YOUR OBJECTIVE — Please repeat the records beneath this task exactly as they appear, but skip the images.
*-*-*
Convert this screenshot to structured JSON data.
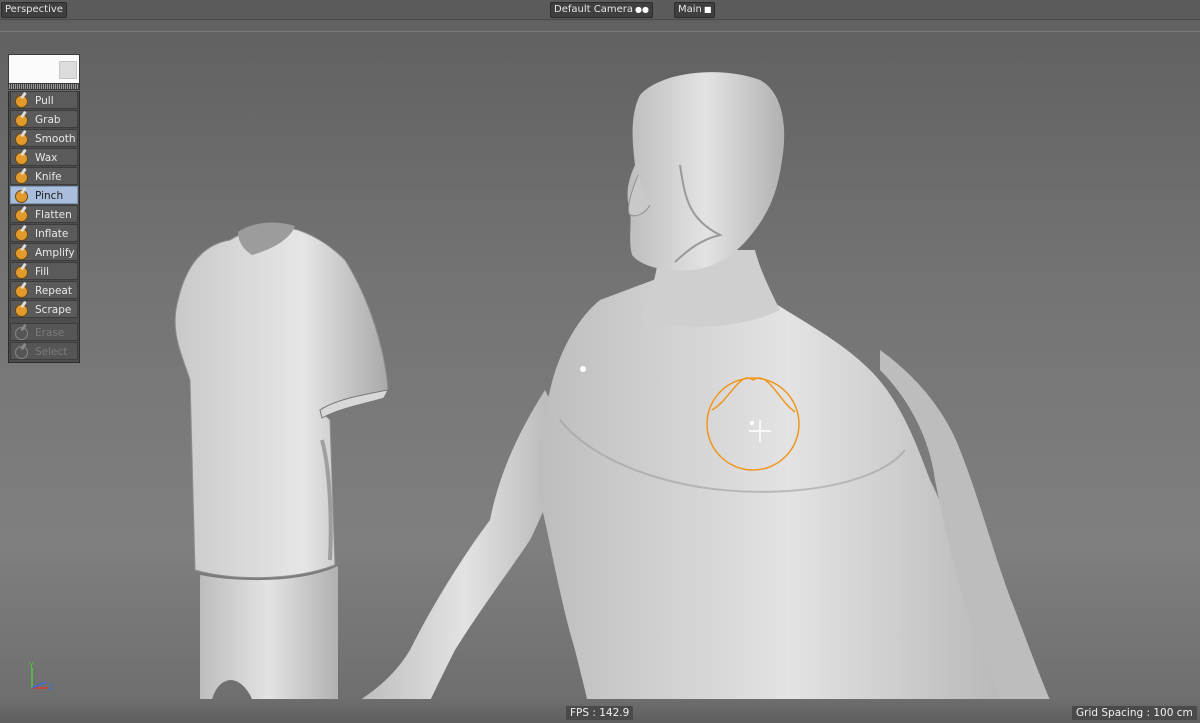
{
  "viewport": {
    "view_label": "Perspective",
    "camera_label": "Default Camera",
    "main_label": "Main"
  },
  "sculpt_palette": {
    "tools": [
      {
        "label": "Pull",
        "state": "normal"
      },
      {
        "label": "Grab",
        "state": "normal"
      },
      {
        "label": "Smooth",
        "state": "normal"
      },
      {
        "label": "Wax",
        "state": "normal"
      },
      {
        "label": "Knife",
        "state": "normal"
      },
      {
        "label": "Pinch",
        "state": "selected"
      },
      {
        "label": "Flatten",
        "state": "normal"
      },
      {
        "label": "Inflate",
        "state": "normal"
      },
      {
        "label": "Amplify",
        "state": "normal"
      },
      {
        "label": "Fill",
        "state": "normal"
      },
      {
        "label": "Repeat",
        "state": "normal"
      },
      {
        "label": "Scrape",
        "state": "normal"
      }
    ],
    "disabled_tools": [
      {
        "label": "Erase",
        "state": "disabled"
      },
      {
        "label": "Select",
        "state": "disabled"
      }
    ]
  },
  "status": {
    "fps": "FPS : 142.9",
    "grid_spacing": "Grid Spacing : 100 cm"
  },
  "axis": {
    "y": "Y",
    "z": "Z"
  },
  "colors": {
    "brush_ring": "#f0961e",
    "selected_tool": "#a8bedc",
    "axis_y": "#4ecb3a",
    "axis_z": "#3a6bd6",
    "axis_x": "#d83a2a"
  }
}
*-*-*
ANSWER AREA —
Convert this screenshot to structured JSON data.
{
  "viewport": {
    "view_label": "Perspective",
    "camera_label": "Default Camera",
    "main_label": "Main"
  },
  "sculpt_palette": {
    "tools": [
      {
        "label": "Pull",
        "state": "normal"
      },
      {
        "label": "Grab",
        "state": "normal"
      },
      {
        "label": "Smooth",
        "state": "normal"
      },
      {
        "label": "Wax",
        "state": "normal"
      },
      {
        "label": "Knife",
        "state": "normal"
      },
      {
        "label": "Pinch",
        "state": "selected"
      },
      {
        "label": "Flatten",
        "state": "normal"
      },
      {
        "label": "Inflate",
        "state": "normal"
      },
      {
        "label": "Amplify",
        "state": "normal"
      },
      {
        "label": "Fill",
        "state": "normal"
      },
      {
        "label": "Repeat",
        "state": "normal"
      },
      {
        "label": "Scrape",
        "state": "normal"
      }
    ],
    "disabled_tools": [
      {
        "label": "Erase",
        "state": "disabled"
      },
      {
        "label": "Select",
        "state": "disabled"
      }
    ]
  },
  "status": {
    "fps": "FPS : 142.9",
    "grid_spacing": "Grid Spacing : 100 cm"
  },
  "axis": {
    "y": "Y",
    "z": "Z"
  },
  "colors": {
    "brush_ring": "#f0961e",
    "selected_tool": "#a8bedc",
    "axis_y": "#4ecb3a",
    "axis_z": "#3a6bd6",
    "axis_x": "#d83a2a"
  }
}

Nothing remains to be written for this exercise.